Do you have any thoughts about rewards you’ve found from it, or how it changes people?

The bird who sings outside your window is also an attention-whoring show off 😉

We’re plagued with a million stresses and concerns in life. Timelines, appointments, meetings, projects, goals, bills, problems, obligations… When I’m in a costume, interacting with the public, all of those things disappear for a wonderful moment in time. This is the same joy shared by anyone in a fully engrossing activity. Athletes, artists, musicians, gamers, spiritualists.. we find peace in things that steal us away from our worries for a bit.

Groggy fox and Sakura on a San Francisco cable car

Groggy fox and Sakura on a San Francisco cable car

Public fursuiting is somewhat disruptive and unquestionably attention-grabbing. I don’t perform in public for exclusively altruistic purposes, but we never ask for money, we respect people’s physical space, and we don’t do uncouth behavior. Surely there are some who find our activities to be a nuisance. My opinion differs from theirs, and that’s okay.

Public fursuiting puts yourself and your costume at a higher level of risk to be certain. It’s more risky than a convention, or wearing it in your bedroom.. but the reward is two-fold for me. First, sharing the wonderful creation of the suit-builder and your own outgoing personality and performance with those who haven’t seen such a thing before. People walk away with an unexpected smile, a memory, and maybe a discovery for themselves. And, I’m exhilarated as well. Mercury and I have shared things that I never could have imagined.

We’ve costumed in the biggest, most dense areas in the U.S… taken Manhattan subways and San Francisco cablecars in fursuit… and luckily never had a traumatic experience to speak of. There’s risk, but it’s only done with understanding, planning, and care.

More soon in part 3.

Sakura’s journals:

After the questions, Sakura added final comments…

A whole world of topics extend to those of us who are commissioning, traveling with, and performing in costumes. I will be doing some journals soon about spotters… fursuit design choices (White feet? bad idea for longevity. Weird colored paws? Good luck getting replacements when they wear out.) More types of cooling gear (water circulating shirts, fans)… how to logistically change in locations without a changing room (we have some techniques with the car that work well).
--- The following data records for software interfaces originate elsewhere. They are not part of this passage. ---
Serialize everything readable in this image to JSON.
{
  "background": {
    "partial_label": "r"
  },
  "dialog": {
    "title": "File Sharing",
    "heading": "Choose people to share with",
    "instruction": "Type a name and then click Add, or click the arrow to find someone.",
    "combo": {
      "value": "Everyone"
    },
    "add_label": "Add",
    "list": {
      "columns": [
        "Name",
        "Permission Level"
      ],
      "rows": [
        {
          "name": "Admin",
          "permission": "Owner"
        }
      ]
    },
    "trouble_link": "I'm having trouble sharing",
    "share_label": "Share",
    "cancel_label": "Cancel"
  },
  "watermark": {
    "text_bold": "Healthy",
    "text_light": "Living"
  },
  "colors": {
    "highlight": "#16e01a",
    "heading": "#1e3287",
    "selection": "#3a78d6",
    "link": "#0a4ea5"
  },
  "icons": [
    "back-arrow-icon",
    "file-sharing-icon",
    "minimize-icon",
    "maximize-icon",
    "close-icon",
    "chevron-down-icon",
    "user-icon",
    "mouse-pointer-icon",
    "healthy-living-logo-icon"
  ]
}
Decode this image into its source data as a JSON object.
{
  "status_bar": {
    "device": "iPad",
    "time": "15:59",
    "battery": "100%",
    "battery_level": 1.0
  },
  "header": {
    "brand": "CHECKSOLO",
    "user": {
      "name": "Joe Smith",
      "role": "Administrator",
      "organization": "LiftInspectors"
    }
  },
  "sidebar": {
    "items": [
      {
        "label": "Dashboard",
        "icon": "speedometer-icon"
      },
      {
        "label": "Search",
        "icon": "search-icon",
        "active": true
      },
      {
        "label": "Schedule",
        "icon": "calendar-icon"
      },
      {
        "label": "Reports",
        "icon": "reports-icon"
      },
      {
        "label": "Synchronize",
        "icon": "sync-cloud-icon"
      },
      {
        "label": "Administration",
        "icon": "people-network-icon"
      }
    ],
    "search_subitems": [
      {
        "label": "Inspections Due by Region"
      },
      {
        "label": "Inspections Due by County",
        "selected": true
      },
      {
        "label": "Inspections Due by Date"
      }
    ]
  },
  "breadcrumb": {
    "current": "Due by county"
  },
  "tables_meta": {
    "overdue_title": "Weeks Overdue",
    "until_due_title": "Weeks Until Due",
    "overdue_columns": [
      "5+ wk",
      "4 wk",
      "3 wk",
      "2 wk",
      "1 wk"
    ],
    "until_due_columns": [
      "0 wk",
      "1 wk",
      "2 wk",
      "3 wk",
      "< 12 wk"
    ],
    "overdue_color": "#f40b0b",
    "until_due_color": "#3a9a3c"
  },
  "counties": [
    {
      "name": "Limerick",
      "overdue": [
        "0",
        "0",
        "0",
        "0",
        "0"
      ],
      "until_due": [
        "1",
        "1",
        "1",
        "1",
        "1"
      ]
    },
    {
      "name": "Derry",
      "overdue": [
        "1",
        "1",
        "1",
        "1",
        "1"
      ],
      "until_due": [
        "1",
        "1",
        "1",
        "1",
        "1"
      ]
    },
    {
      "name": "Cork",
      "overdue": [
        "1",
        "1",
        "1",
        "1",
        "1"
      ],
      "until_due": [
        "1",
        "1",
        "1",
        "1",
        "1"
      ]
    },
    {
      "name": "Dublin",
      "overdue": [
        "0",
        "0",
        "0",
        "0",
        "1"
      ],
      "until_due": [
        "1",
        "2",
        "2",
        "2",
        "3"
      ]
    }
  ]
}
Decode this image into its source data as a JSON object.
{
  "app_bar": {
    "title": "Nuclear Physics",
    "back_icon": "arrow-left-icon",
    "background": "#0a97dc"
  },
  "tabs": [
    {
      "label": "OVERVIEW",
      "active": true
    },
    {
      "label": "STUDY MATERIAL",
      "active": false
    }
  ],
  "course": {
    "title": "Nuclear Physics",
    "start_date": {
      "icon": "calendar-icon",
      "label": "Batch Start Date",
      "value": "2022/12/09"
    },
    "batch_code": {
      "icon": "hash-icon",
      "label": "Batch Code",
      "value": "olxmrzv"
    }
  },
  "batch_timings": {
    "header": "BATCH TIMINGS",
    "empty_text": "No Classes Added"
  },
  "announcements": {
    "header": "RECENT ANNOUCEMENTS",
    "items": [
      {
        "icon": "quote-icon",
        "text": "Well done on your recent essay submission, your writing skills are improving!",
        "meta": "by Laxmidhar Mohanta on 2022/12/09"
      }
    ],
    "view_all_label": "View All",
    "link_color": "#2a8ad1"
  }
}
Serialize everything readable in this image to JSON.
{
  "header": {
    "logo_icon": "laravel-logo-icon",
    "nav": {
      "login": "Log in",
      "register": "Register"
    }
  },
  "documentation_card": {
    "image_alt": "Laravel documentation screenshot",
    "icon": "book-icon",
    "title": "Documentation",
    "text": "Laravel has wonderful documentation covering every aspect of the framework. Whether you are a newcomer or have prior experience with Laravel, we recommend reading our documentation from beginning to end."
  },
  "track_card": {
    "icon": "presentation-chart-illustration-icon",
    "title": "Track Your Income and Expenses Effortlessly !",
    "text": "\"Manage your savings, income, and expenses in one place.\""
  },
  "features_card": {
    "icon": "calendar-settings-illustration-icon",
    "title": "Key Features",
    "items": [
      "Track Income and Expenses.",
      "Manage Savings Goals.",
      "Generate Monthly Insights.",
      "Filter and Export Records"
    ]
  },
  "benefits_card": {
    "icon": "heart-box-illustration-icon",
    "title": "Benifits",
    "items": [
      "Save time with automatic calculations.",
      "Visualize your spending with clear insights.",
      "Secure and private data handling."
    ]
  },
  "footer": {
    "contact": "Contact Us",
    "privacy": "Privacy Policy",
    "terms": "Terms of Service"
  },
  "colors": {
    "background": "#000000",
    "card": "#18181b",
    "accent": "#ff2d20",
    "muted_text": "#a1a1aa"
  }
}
My goal with the Fursuiting Tips journals was to start outlining panel ideas and actually outline what could become chapters some day. With some time, there is a lot more to be said about those topics and more.

Further reading on Reddit: What places would be safe for public suiting? – (My #1 tip is planning how to handle drunk people.)

See also my previous article responding to Sakura’s journal – Fursuiting and copyright: an important issue for fandom.